1. When you kiss someone for the first time, you get a spike in the neurotransmitter dopamine, making you crave more.
2. Dopamine can also make you lose your appetite and make it hard for you to sleep.
(Among the many other things it does for us).
3. Two thirds of people tilt their head to the right when they kiss.
German researcher Onur Güntürkün discovered this after spying on 224 couples kissing in public places in the United States, Germany and Turkey.
4. Kissing helps us work out if someone is a good match.
According to biological anthropologist Helen Fisher, we tend to prefer people with particular biological profiles.

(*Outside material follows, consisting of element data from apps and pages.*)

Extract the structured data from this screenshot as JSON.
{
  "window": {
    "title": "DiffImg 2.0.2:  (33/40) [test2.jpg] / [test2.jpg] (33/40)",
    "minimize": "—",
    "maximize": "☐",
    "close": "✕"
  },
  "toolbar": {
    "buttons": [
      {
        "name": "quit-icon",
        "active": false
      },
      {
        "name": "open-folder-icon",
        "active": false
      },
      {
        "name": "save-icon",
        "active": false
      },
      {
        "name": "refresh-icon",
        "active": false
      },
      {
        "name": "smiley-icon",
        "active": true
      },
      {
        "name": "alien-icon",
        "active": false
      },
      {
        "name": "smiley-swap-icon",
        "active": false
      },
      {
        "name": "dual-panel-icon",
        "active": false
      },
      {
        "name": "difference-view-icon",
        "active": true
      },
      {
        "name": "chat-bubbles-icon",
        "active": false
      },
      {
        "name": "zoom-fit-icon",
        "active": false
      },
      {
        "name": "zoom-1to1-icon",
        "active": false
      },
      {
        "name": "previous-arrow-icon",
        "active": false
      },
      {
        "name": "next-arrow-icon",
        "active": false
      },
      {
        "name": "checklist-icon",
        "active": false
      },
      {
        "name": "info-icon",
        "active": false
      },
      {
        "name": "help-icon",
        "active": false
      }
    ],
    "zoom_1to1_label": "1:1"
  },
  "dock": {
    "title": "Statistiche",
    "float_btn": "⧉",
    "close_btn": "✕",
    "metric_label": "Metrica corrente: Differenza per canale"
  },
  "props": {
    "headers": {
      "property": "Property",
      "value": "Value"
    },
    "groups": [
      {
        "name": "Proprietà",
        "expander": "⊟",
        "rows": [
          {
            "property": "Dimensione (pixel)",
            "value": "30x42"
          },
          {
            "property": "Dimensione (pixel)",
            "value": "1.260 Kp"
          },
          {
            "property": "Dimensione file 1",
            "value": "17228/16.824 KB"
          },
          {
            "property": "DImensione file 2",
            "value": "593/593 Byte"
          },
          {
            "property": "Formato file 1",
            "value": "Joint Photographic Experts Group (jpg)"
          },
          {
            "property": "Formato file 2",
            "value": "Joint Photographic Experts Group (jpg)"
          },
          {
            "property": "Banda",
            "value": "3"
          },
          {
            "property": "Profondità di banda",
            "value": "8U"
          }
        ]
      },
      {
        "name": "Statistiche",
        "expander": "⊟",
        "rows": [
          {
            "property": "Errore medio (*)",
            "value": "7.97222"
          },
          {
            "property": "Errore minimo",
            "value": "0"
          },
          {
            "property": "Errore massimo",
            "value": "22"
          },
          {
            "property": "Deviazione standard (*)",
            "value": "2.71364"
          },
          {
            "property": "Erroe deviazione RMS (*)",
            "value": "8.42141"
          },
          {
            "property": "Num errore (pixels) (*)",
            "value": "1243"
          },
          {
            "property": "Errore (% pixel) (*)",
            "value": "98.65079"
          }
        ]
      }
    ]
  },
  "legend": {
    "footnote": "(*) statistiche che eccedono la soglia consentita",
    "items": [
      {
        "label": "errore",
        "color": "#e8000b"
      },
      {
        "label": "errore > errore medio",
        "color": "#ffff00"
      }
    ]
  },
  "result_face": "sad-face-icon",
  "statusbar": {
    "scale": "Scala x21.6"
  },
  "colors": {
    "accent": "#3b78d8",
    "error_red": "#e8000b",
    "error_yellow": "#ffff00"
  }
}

Trading saliva is one way to figure out if someone is a good fit.
5. When you kiss someone your heart beats faster and more oxygen reaches your brain.
All thanks to neurotransmitters epinephrine and norepinephrine which promote the fight-or-flight response.
6. And it makes your pupils dilate.
Which might be why we usually close our eyes.
7. Endorphins released during kissing bring on waves of euphoria.
You can thank your pituitary gland and hypothalamus for this natural high.
8. The muscle you use to pucker your lips is called the “orbicularis oris”.
And the shape you make with your mouth mirrors that of a breastfeeding baby, hinting at one possible way that kissing evolved.
9. Nachküssen is a German word that means “a kiss to make up for those that have not occurred”.
10. Kissing triggers the release of oxytocin in your body.
Often called the “love hormone”, though that’s not all it does by a long stretch, oxytocin is involved in developing feelings of attachment. It’s thought to be what keeps the love in a relationship alive long after the initial honeymoon period (and dopamine spike) is over.
11. More kissing in a relationship is related to how satisfied people say they are in that relationship.
The same study found that this wasn’t the case for having more sex. But people’s satisfaction with the amount of kissing and sex was related to the quality of their relationship.
12. Women tend to rate kissing as more important in relationships than men do.
The study, involving more than 1000 college students, also found that whereas women tend to use kissing to assess potential mates, men use it to increase the likelihood of sex.
13. The world record for the longest kiss stands at well over two days.
It’s held by Thai couple Ekkachai Tiranarat and Laksana Tiranarat who set it in the run up to Valentine’s day last year, with a kiss lasting 58 hours, 35 minutes and 58 seconds.
14. Your lips have a disproportionate number of nerve endings compared to other parts of your body.
As demonstrated on something known as the “cortical homunculus”.
15. When your lips touch someone else’s 5 out of 12 of your cranial nerves are engaged.
You’re brain is basically trying to gather as much information as it can about the other person.
16. Over time, kissing lowers your levels of stress hormone cortisol, making you feel all safe and secure.
The longer you’ve been with someone, the bigger the decline.
17. Most people remember their first kiss more vividly than the first time they had sex.
John Bohannon of Butler University asked 500 people about their memories of important life experiences, including their first kiss and losing their virginity. The kiss beat everything as the most detailed memory.
Additional source: The Science of Kissing by Sheril Kirshenbaum.